About the time of the traveller first named the throne of the degenerate descendants of Jenghiz began to totter to its fall, and we have no knowledge of any Frank visitor to Cathay in that age later than Marignolli; missions and merchants alike disappear from the field. We hear, indeed, once and again of ecclesiastics despatched from Avignon, but they go forth into the darkness, and are heard of no more. Islam, with all its jealousy and exclusiveness, had recovered its grasp over Central Asia; the Nestorian Christianity which once had prevailed so widely was vanishing, and the new rulers of China reverted to the old national policy, and held the foreigner at arm’s length. Night descended upon the farther East, covering Cathay with those cities of which the old travellers had told such marvels, Cambaluc and Cansay, Zayton and Chinkalan. And when the veil rose before the Portuguese and Spanish explorers of the 16th century, those names are heard no more. In their stead we have China, Peking, Hangchow, Chinchew, Canton. Not only were the old names forgotten, but the fact that those places had ever been known before was forgotten also. Gradually new missionaries went forth from Rome—Jesuits and Dominicans now; new converts were made, and new vicariates constituted; but the old Franciscan churches, and the Nestorianism with which they had battled, had alike been swallowed up in the ocean of pagan indifference. In time a wreck or two floated to the surface—a MS. Latin Bible or a piece of Catholic sculpture; and when the intelligent missionaries called Marco Polo to mind, and studied his story, one and another became convinced that Cathay and China were one.
But for a long time all but a sagacious few continued to regard Cathay as a region distinct from any of the new-found Indies; whilst map-makers, well on into the 17th century, continued to represent it as a great country lying entirely to the north of China, and stretching to the Arctic Sea.
It was Cathay, with its outlying island of Zipangu (Japan), that Columbus sought to reach by sailing westward, penetrated as he was by his intense conviction of the smallness of the earth, and of the vast extension of Asia eastward; and to the day of his death he was full of the imagination of the proximity of the domain of the great khan to the islands and coasts which he had discovered.
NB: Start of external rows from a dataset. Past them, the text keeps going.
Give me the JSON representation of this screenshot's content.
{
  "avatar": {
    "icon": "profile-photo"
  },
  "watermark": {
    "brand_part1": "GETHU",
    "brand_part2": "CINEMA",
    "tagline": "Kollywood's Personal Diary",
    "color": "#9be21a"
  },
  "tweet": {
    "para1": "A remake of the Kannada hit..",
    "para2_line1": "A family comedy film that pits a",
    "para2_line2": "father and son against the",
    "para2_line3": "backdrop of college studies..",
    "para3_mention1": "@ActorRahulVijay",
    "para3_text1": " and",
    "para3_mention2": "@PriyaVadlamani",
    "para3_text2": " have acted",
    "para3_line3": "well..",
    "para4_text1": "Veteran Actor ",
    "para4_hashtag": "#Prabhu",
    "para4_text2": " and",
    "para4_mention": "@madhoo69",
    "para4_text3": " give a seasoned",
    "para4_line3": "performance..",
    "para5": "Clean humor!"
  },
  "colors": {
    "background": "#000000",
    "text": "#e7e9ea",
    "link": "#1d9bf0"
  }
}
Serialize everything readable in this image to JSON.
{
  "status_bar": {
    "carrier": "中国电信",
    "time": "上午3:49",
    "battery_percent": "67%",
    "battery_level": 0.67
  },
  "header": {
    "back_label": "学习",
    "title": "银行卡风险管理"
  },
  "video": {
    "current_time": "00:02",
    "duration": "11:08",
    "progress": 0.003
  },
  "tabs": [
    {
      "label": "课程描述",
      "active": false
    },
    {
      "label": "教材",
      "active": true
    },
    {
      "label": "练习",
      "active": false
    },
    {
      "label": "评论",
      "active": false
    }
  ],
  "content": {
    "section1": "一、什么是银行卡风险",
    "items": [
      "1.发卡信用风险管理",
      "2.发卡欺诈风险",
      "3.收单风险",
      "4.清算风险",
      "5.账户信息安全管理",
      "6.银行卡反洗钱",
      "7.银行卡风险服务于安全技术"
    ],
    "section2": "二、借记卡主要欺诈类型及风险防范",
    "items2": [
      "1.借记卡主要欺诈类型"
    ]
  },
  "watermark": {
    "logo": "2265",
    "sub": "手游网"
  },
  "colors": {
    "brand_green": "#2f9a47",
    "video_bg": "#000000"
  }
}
And such imaginations are curiously embodied in some of the maps of the early 16th century, which intermingle on the same coast-line the new discoveries from Labrador to Brazil with the provinces and rivers of Marco Polo’s Cathay.
Cathay had been the aim of the first voyage of the Cabots in 1496, and it continued to be the object of many adventurous voyages by English and Hollanders to the N.W. and N.E. till far on in the 16th century. At least one memorable land-journey also was made by Englishmen, of which the exploration of a trade-route to Cathay was a chief object—that in which Anthony Jenkinson and the two Johnsons reached Bokhara by way of Russia in 1558–1559. The country of which they collected notices at that city was still known to them only as Cathay, and its great capital only as Cambaluc.